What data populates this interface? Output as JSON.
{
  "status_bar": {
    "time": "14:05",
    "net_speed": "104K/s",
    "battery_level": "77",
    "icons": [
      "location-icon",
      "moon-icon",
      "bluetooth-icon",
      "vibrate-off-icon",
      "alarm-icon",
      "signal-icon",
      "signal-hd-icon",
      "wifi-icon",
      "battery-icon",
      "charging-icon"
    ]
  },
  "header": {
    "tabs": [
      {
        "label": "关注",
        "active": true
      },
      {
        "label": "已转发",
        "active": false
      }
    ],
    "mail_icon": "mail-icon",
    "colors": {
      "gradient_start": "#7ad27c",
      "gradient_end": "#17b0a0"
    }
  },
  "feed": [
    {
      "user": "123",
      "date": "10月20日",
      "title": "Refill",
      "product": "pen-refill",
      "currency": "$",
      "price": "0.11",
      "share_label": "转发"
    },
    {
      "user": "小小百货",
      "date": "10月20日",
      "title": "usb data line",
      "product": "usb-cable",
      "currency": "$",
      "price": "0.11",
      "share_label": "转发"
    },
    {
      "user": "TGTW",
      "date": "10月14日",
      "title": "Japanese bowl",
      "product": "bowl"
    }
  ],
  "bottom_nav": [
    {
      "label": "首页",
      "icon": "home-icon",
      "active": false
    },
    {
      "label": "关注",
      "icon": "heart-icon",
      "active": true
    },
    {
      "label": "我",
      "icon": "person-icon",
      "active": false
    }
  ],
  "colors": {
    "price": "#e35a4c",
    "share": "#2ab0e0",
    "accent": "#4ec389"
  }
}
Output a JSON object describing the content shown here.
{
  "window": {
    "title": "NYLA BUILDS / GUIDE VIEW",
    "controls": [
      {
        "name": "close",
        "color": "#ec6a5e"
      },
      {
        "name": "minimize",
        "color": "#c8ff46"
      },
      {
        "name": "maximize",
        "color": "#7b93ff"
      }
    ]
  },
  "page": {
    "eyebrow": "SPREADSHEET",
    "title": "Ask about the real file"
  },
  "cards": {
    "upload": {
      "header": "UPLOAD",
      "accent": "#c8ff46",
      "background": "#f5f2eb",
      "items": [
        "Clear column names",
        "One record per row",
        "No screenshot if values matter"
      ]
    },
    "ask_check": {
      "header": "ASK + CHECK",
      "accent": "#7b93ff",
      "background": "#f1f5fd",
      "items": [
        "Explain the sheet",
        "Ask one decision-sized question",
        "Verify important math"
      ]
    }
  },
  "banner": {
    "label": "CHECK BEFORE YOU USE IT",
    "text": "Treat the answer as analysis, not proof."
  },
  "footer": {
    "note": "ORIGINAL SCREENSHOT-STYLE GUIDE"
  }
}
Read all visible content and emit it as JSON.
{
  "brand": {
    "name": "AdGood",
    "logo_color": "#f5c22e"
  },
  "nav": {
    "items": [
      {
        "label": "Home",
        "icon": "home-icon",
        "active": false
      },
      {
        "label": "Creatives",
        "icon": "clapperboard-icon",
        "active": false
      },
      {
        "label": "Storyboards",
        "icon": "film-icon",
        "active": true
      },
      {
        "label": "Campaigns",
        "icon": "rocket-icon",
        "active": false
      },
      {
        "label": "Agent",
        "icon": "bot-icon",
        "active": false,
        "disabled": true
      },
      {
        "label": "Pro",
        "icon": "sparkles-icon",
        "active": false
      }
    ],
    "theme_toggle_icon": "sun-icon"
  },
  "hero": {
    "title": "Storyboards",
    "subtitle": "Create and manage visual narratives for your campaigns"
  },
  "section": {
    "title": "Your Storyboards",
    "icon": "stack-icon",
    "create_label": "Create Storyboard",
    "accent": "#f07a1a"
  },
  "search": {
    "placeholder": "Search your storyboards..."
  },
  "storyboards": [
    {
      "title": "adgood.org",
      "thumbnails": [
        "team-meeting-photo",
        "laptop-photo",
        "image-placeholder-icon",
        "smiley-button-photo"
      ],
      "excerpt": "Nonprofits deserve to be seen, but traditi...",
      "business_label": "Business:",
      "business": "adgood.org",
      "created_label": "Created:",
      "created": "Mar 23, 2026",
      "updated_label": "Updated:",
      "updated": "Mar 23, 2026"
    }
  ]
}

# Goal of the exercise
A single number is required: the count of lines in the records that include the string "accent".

# Task response
4